→ Data to examine

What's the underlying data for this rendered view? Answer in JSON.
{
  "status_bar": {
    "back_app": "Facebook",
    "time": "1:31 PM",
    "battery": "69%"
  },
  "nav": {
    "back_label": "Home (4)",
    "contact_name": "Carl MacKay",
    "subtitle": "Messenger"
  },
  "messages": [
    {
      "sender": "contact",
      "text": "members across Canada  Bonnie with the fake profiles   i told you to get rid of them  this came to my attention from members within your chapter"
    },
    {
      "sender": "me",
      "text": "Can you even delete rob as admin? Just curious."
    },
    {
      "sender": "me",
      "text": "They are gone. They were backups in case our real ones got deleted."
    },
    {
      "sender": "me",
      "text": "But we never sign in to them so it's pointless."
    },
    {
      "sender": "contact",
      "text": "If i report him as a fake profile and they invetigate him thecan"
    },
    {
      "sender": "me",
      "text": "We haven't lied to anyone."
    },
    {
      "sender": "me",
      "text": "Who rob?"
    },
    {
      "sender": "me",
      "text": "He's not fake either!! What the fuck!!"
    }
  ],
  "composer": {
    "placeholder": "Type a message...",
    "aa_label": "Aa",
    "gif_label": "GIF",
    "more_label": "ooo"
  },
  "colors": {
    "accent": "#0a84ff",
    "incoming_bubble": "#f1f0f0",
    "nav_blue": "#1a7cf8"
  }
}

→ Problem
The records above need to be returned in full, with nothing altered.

→ Output below
What's the underlying data for this rendered view? Answer in JSON.
{
  "status_bar": {
    "back_app": "Facebook",
    "time": "1:31 PM",
    "battery": "69%"
  },
  "nav": {
    "back_label": "Home (4)",
    "contact_name": "Carl MacKay",
    "subtitle": "Messenger"
  },
  "messages": [
    {
      "sender": "contact",
      "text": "members across Canada  Bonnie with the fake profiles   i told you to get rid of them  this came to my attention from members within your chapter"
    },
    {
      "sender": "me",
      "text": "Can you even delete rob as admin? Just curious."
    },
    {
      "sender": "me",
      "text": "They are gone. They were backups in case our real ones got deleted."
    },
    {
      "sender": "me",
      "text": "But we never sign in to them so it's pointless."
    },
    {
      "sender": "contact",
      "text": "If i report him as a fake profile and they invetigate him thecan"
    },
    {
      "sender": "me",
      "text": "We haven't lied to anyone."
    },
    {
      "sender": "me",
      "text": "Who rob?"
    },
    {
      "sender": "me",
      "text": "He's not fake either!! What the fuck!!"
    }
  ],
  "composer": {
    "placeholder": "Type a message...",
    "aa_label": "Aa",
    "gif_label": "GIF",
    "more_label": "ooo"
  },
  "colors": {
    "accent": "#0a84ff",
    "incoming_bubble": "#f1f0f0",
    "nav_blue": "#1a7cf8"
  }
}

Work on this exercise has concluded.